10. The effect of combining Section 2(c) and 3 (1) would thus be '3 (1) Notwithstanding...persons belonging to the excluded classes shall be entitled to enter any temple and offer such religious service therein a3 the bulk of the worshippers may offer, or participate in, in accordance with such rules and regulations as may be made under this Act' It follows that the religious service which members of an ex-eluded class may at present offer in a temple is not only that which the bulk of the worshippers may offer or participate in but a religious service which is in accordance with rules and regulations to be made under the Act.
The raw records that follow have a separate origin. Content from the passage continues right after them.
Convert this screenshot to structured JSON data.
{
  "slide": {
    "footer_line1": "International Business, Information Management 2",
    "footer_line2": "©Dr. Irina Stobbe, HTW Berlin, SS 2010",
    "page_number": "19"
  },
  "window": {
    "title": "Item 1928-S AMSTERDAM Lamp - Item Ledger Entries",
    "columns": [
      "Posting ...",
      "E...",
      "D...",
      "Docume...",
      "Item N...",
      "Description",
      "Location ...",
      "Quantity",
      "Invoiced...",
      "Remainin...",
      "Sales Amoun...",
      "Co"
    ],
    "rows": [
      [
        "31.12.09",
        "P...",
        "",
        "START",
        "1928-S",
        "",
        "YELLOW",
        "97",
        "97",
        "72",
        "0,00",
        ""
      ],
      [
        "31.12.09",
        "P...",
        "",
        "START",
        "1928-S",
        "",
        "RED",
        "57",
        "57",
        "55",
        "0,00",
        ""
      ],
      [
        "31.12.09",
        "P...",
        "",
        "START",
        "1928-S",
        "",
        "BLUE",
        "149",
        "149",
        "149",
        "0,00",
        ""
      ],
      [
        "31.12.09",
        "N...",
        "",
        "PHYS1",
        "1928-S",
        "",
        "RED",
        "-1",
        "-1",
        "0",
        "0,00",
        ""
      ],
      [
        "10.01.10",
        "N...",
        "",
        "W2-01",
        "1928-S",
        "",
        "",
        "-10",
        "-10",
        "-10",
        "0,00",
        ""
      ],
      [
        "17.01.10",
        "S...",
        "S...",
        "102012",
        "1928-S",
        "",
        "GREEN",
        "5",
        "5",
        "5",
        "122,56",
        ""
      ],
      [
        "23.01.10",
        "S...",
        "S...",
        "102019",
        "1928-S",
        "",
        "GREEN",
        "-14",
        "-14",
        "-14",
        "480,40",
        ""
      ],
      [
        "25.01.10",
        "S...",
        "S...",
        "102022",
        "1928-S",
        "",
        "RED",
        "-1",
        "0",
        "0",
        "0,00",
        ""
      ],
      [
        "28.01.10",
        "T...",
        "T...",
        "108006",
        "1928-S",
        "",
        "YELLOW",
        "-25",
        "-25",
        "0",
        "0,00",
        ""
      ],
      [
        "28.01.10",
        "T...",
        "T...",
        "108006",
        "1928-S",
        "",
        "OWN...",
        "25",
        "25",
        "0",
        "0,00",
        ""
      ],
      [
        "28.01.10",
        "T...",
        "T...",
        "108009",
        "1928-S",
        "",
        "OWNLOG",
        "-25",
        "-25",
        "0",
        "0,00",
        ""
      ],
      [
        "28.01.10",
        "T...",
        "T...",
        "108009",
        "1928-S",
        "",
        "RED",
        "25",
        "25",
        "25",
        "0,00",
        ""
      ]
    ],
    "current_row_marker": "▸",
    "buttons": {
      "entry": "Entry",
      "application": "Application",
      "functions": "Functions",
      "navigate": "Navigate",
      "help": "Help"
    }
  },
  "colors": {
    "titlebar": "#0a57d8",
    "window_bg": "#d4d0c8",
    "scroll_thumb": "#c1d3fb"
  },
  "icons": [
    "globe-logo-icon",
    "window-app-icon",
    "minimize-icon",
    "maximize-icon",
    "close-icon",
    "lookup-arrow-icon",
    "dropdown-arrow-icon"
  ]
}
11. As such rules and regulations have not yet been made, it is not possible for me to deter, mine the exact nature of the religious service which the harijans are entitled to take part in or to offer. In other words, I am unable to decide the character of the religious service from which they might legally be debarred because the definition of 'worship' is, as shown, a contingent definition and one which must by reason of its terms constitute a departure, however exiguous, from 'worship' as defined in the dictionary.
12. In the absence of rules and regulations, it is not open to me to hold that the applicant acted illegally and his conviction and sentence must be set aside. The fine, if paid by, shall be refunded to him.